→ **Dataset extract**

-- Opening Marker --

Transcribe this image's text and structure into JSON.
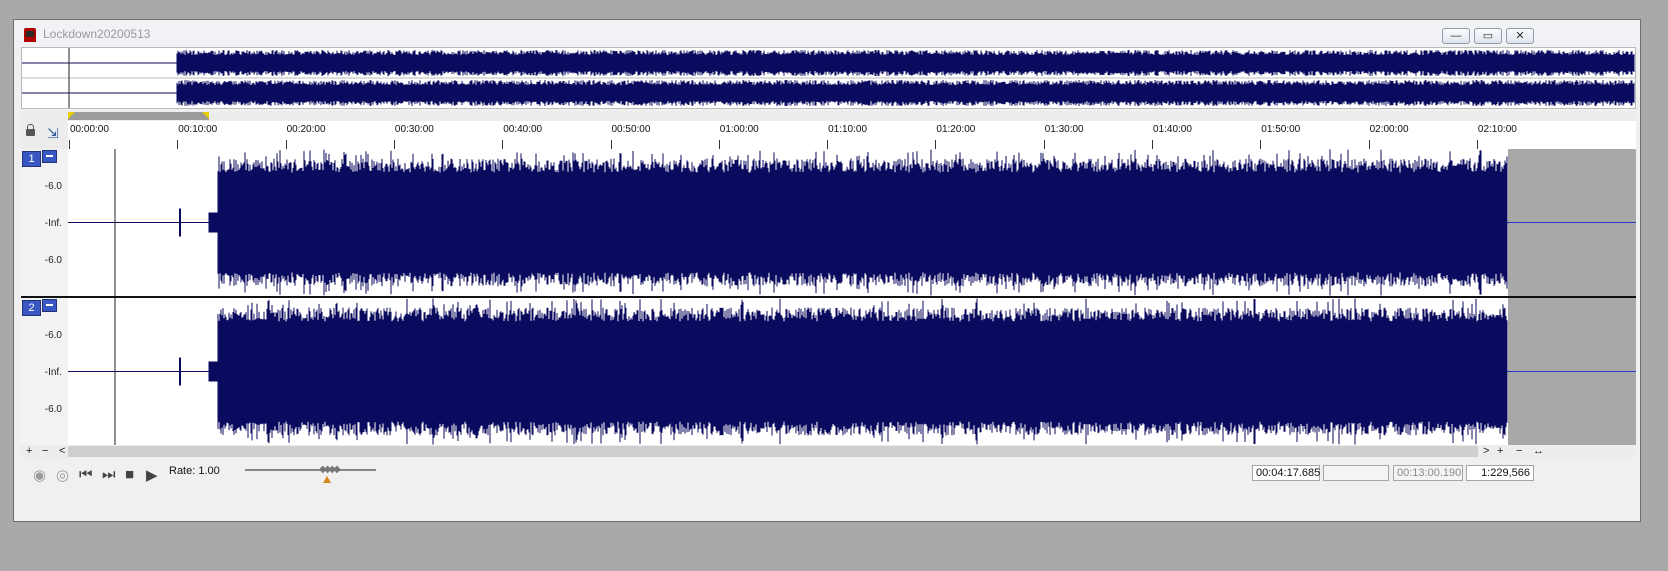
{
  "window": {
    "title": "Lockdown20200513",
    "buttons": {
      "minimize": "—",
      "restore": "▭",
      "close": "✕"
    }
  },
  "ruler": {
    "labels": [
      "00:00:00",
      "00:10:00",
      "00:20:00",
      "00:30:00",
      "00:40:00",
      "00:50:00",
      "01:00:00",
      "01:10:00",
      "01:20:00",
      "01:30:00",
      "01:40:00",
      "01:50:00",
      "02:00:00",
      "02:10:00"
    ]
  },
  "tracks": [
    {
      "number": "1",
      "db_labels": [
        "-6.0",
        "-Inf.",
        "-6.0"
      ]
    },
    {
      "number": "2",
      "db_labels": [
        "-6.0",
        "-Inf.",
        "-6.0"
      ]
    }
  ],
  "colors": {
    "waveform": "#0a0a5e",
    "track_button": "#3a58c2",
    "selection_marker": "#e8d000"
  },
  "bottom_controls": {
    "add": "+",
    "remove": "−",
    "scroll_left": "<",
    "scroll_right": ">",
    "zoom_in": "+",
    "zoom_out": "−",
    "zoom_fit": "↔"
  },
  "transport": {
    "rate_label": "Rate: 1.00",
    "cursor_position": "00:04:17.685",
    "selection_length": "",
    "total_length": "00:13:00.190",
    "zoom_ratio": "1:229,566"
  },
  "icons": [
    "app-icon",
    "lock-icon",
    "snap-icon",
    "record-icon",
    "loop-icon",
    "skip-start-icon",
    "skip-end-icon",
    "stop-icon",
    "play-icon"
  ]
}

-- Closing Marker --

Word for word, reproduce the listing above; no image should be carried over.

Transcribe this image's text and structure into JSON.
{
  "window": {
    "title": "Lockdown20200513",
    "buttons": {
      "minimize": "—",
      "restore": "▭",
      "close": "✕"
    }
  },
  "ruler": {
    "labels": [
      "00:00:00",
      "00:10:00",
      "00:20:00",
      "00:30:00",
      "00:40:00",
      "00:50:00",
      "01:00:00",
      "01:10:00",
      "01:20:00",
      "01:30:00",
      "01:40:00",
      "01:50:00",
      "02:00:00",
      "02:10:00"
    ]
  },
  "tracks": [
    {
      "number": "1",
      "db_labels": [
        "-6.0",
        "-Inf.",
        "-6.0"
      ]
    },
    {
      "number": "2",
      "db_labels": [
        "-6.0",
        "-Inf.",
        "-6.0"
      ]
    }
  ],
  "colors": {
    "waveform": "#0a0a5e",
    "track_button": "#3a58c2",
    "selection_marker": "#e8d000"
  },
  "bottom_controls": {
    "add": "+",
    "remove": "−",
    "scroll_left": "<",
    "scroll_right": ">",
    "zoom_in": "+",
    "zoom_out": "−",
    "zoom_fit": "↔"
  },
  "transport": {
    "rate_label": "Rate: 1.00",
    "cursor_position": "00:04:17.685",
    "selection_length": "",
    "total_length": "00:13:00.190",
    "zoom_ratio": "1:229,566"
  },
  "icons": [
    "app-icon",
    "lock-icon",
    "snap-icon",
    "record-icon",
    "loop-icon",
    "skip-start-icon",
    "skip-end-icon",
    "stop-icon",
    "play-icon"
  ]
}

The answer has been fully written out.